**Instructions for the task**
The answer must be an exact copy of the lines from the one with "Serialize everything readable" through the final line below, with no pictures and nothing else.
START Data section
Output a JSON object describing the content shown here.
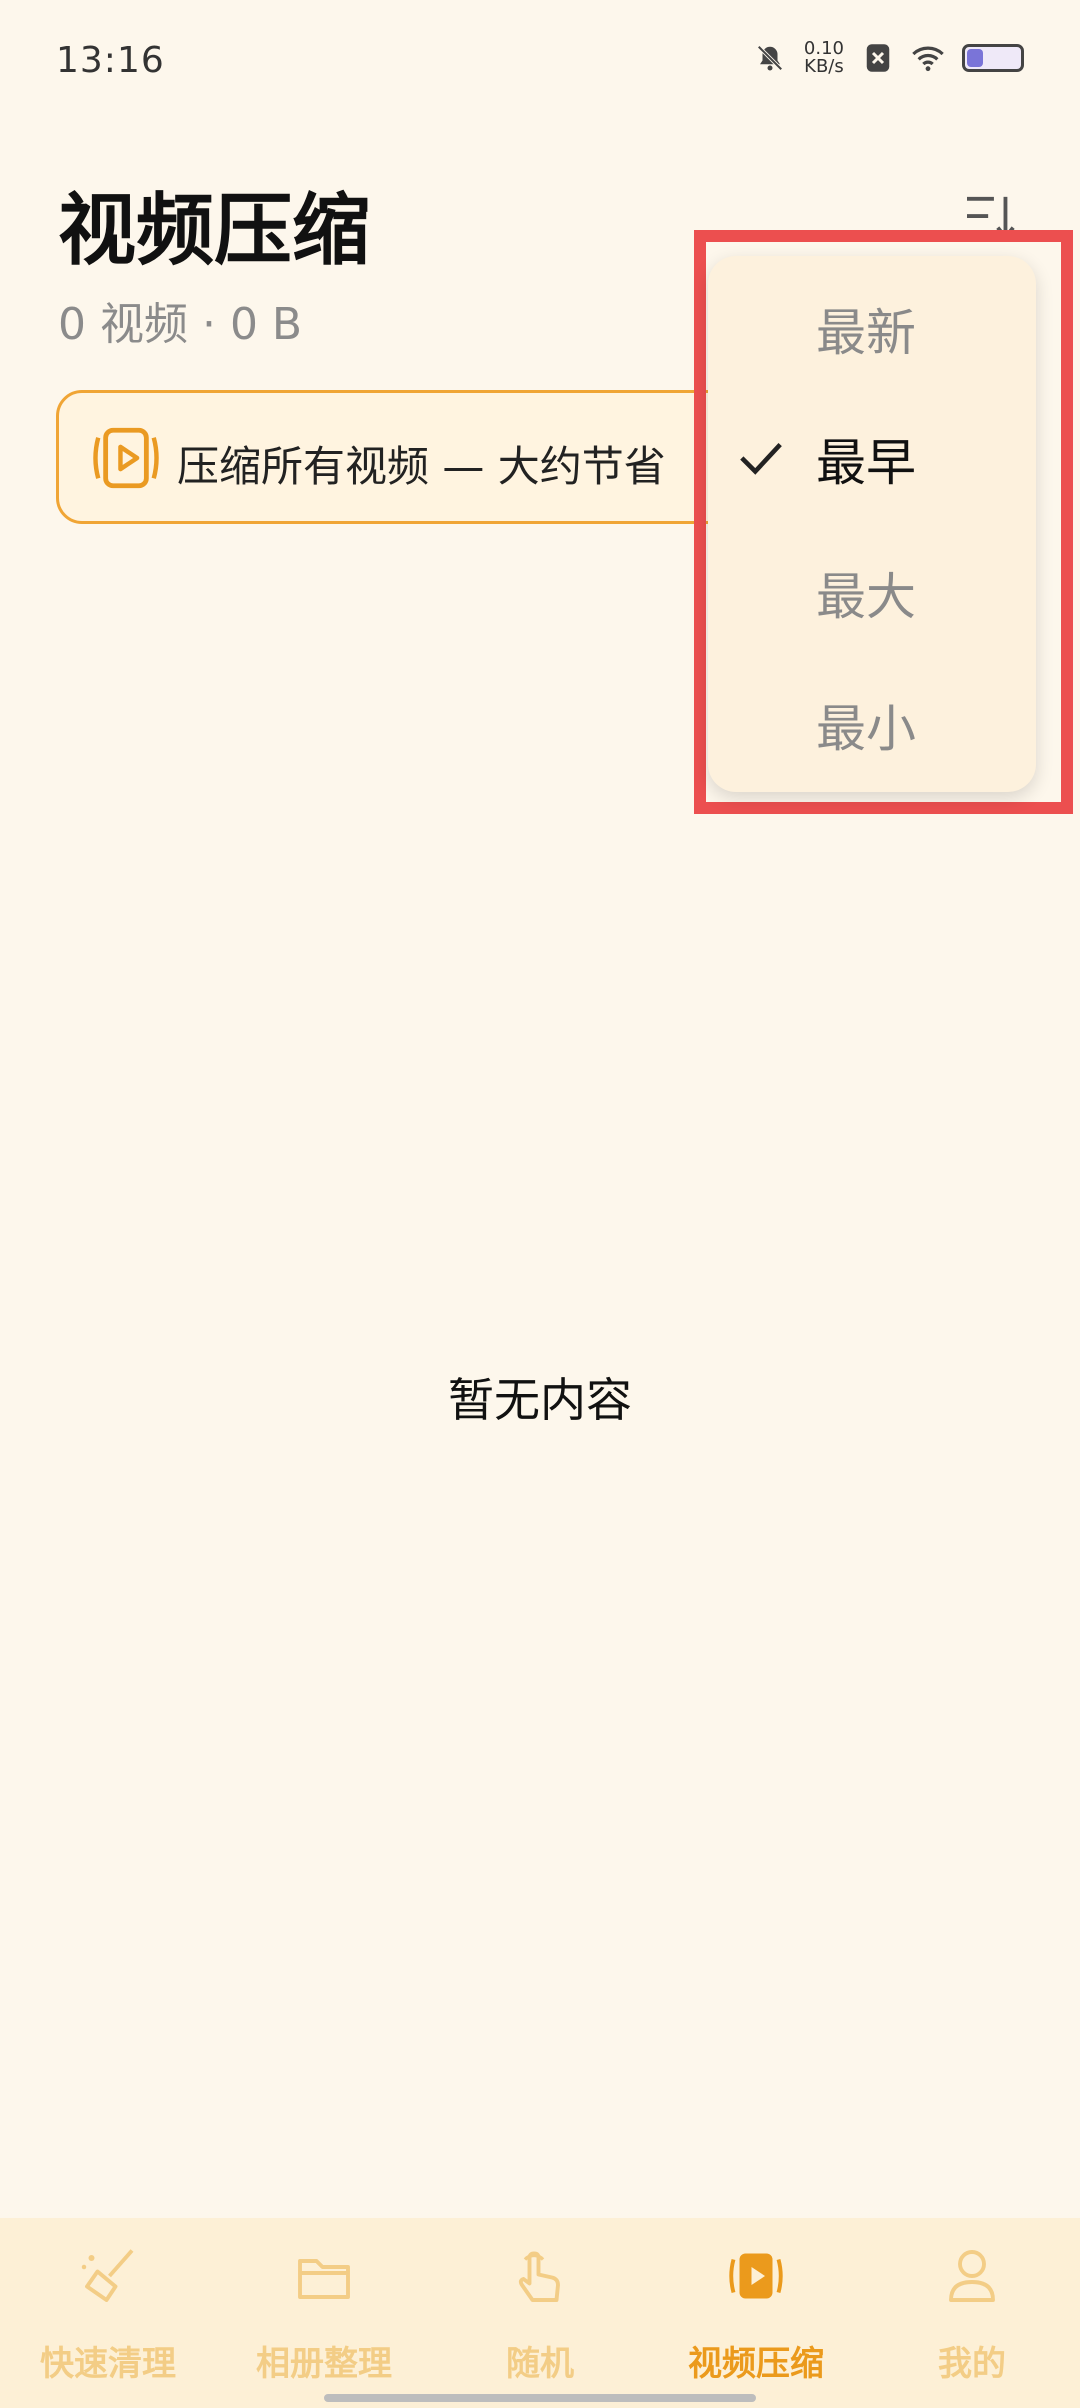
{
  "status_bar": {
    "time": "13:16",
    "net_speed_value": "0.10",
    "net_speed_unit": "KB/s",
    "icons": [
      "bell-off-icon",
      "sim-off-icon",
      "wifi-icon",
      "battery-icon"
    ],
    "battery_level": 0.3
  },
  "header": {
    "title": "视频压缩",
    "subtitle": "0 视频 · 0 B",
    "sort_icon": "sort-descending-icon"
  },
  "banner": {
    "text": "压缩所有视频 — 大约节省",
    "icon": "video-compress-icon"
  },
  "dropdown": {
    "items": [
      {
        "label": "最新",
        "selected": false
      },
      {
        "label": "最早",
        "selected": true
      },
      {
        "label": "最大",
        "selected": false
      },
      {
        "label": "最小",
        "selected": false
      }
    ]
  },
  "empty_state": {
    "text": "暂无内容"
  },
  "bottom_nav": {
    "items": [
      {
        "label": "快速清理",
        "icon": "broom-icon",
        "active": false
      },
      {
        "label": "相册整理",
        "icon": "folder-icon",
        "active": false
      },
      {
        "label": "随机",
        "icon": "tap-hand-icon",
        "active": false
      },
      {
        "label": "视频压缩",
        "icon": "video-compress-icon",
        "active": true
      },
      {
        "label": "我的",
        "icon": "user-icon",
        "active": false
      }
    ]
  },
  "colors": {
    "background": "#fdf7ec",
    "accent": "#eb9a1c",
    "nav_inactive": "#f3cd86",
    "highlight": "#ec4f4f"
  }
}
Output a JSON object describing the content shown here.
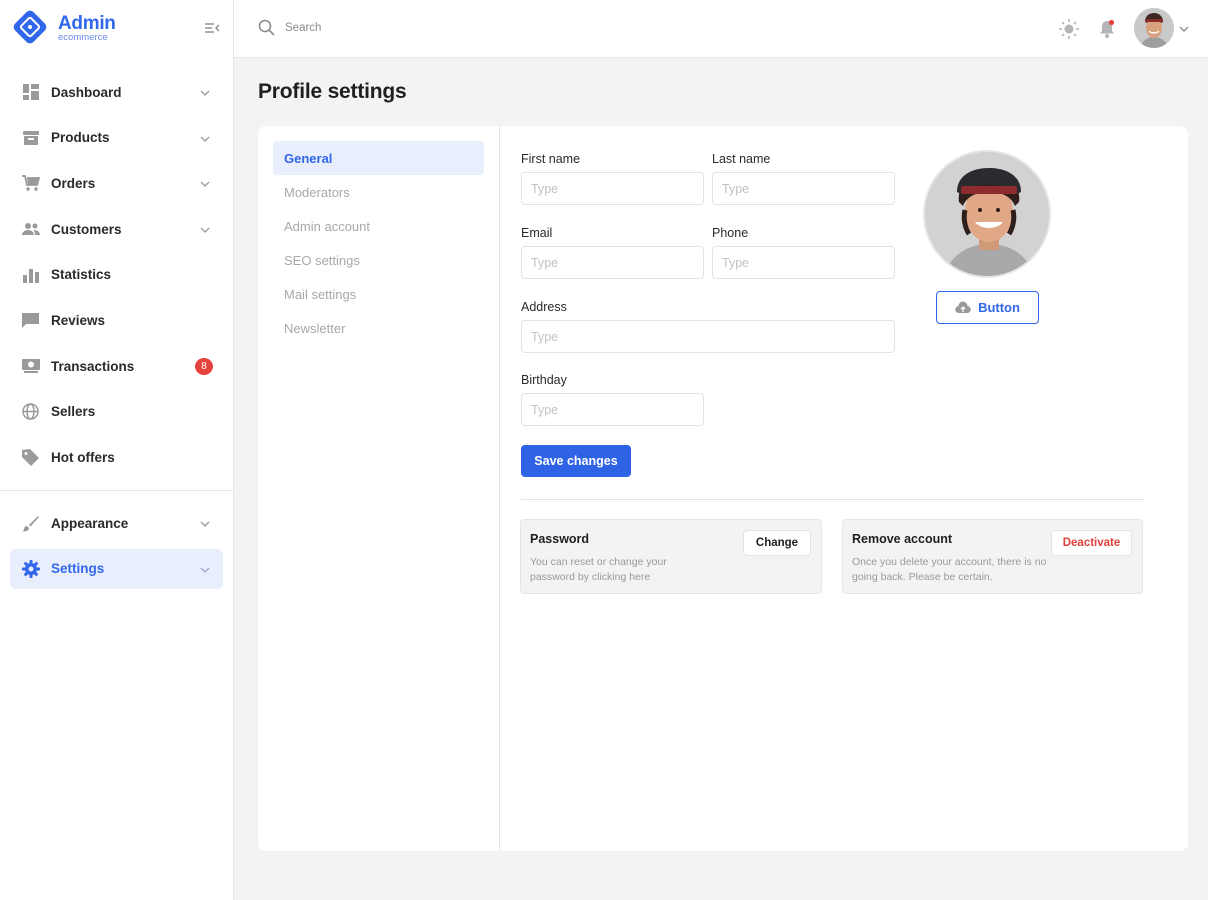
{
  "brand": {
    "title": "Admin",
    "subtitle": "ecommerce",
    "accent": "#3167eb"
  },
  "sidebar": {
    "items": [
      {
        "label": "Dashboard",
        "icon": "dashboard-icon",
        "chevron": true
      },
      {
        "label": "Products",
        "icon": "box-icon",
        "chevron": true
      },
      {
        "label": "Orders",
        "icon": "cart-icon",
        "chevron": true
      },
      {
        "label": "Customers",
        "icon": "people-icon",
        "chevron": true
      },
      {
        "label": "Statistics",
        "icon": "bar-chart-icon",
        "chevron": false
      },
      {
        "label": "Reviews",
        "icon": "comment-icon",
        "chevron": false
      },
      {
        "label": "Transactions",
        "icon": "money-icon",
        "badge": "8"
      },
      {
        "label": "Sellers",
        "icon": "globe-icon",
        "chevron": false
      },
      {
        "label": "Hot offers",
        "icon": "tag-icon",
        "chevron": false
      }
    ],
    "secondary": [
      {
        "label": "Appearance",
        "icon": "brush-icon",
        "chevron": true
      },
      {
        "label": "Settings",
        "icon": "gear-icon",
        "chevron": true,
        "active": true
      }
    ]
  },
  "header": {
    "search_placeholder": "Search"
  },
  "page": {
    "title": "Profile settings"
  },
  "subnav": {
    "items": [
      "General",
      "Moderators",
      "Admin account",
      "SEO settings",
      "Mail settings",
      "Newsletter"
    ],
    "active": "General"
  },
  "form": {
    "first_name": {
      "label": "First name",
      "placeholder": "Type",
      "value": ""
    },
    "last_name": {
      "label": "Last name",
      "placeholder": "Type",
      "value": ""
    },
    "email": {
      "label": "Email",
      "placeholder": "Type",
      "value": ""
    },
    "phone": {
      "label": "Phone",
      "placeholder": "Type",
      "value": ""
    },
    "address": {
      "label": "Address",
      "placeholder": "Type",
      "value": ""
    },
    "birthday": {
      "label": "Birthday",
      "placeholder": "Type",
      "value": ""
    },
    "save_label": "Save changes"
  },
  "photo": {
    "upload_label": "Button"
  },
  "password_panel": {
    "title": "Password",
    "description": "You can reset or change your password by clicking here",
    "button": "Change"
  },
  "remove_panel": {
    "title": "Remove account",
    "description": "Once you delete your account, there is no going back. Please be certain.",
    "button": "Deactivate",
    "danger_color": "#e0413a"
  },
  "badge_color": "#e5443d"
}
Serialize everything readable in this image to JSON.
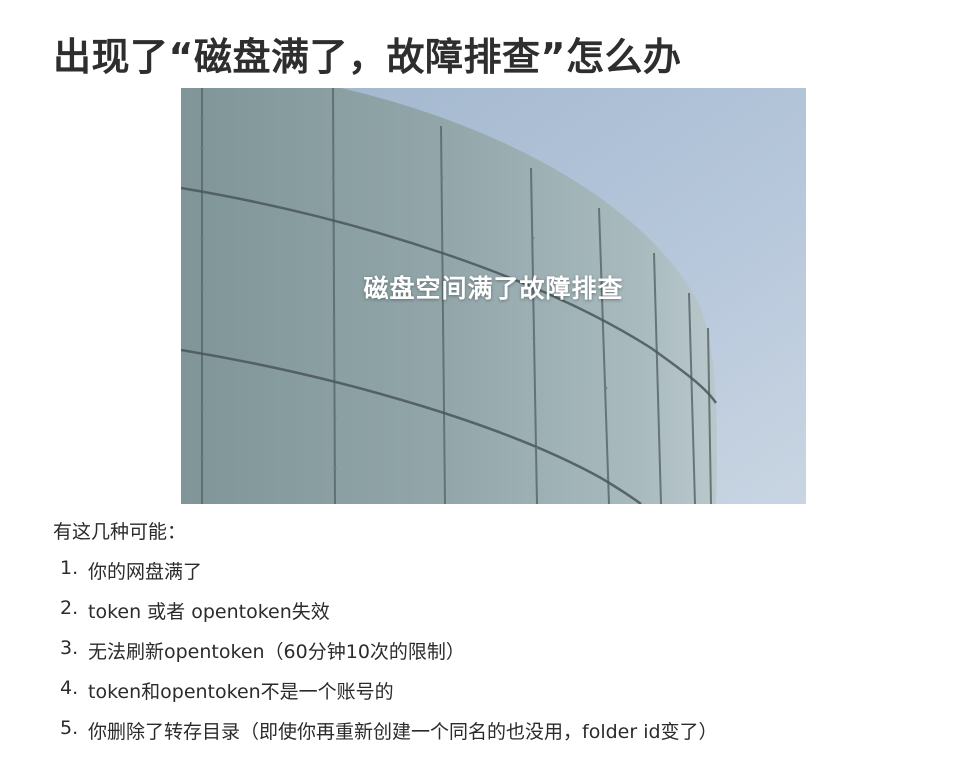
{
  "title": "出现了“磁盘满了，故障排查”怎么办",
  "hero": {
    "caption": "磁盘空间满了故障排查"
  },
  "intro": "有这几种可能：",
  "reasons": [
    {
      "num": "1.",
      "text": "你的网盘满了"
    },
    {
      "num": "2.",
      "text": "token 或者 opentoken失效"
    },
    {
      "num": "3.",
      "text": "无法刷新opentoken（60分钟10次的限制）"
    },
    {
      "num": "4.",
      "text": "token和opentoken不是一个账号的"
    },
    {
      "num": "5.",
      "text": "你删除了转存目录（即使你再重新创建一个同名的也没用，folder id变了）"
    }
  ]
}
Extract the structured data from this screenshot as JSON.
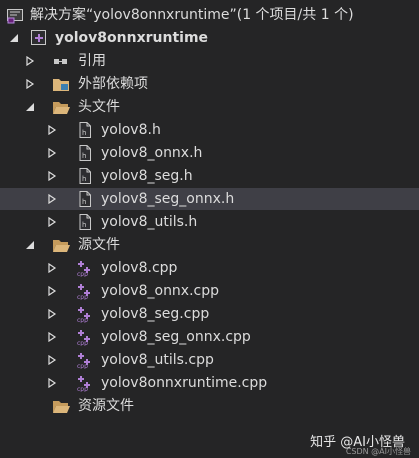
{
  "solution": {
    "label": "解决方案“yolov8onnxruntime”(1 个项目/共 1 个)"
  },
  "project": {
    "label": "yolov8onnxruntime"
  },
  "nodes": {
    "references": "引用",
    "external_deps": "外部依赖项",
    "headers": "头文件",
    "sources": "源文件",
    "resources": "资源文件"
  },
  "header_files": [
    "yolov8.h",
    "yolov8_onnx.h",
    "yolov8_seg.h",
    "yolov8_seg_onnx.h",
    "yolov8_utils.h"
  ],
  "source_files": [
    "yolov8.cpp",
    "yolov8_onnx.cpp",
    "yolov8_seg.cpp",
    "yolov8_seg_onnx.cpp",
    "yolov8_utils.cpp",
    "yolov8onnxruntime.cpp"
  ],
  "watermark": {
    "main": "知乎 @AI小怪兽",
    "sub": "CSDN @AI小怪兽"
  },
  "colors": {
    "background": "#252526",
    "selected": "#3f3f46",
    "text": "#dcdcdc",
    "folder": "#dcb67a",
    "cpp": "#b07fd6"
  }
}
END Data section
**Finished exercise**
Serialize everything readable in this image to JSON.
{
  "title": "出现了“磁盘满了，故障排查”怎么办",
  "hero": {
    "caption": "磁盘空间满了故障排查"
  },
  "intro": "有这几种可能：",
  "reasons": [
    {
      "num": "1.",
      "text": "你的网盘满了"
    },
    {
      "num": "2.",
      "text": "token 或者 opentoken失效"
    },
    {
      "num": "3.",
      "text": "无法刷新opentoken（60分钟10次的限制）"
    },
    {
      "num": "4.",
      "text": "token和opentoken不是一个账号的"
    },
    {
      "num": "5.",
      "text": "你删除了转存目录（即使你再重新创建一个同名的也没用，folder id变了）"
    }
  ]
}
Extract the structured data from this screenshot as JSON.
{
  "solution": {
    "label": "解决方案“yolov8onnxruntime”(1 个项目/共 1 个)"
  },
  "project": {
    "label": "yolov8onnxruntime"
  },
  "nodes": {
    "references": "引用",
    "external_deps": "外部依赖项",
    "headers": "头文件",
    "sources": "源文件",
    "resources": "资源文件"
  },
  "header_files": [
    "yolov8.h",
    "yolov8_onnx.h",
    "yolov8_seg.h",
    "yolov8_seg_onnx.h",
    "yolov8_utils.h"
  ],
  "source_files": [
    "yolov8.cpp",
    "yolov8_onnx.cpp",
    "yolov8_seg.cpp",
    "yolov8_seg_onnx.cpp",
    "yolov8_utils.cpp",
    "yolov8onnxruntime.cpp"
  ],
  "watermark": {
    "main": "知乎 @AI小怪兽",
    "sub": "CSDN @AI小怪兽"
  },
  "colors": {
    "background": "#252526",
    "selected": "#3f3f46",
    "text": "#dcdcdc",
    "folder": "#dcb67a",
    "cpp": "#b07fd6"
  }
}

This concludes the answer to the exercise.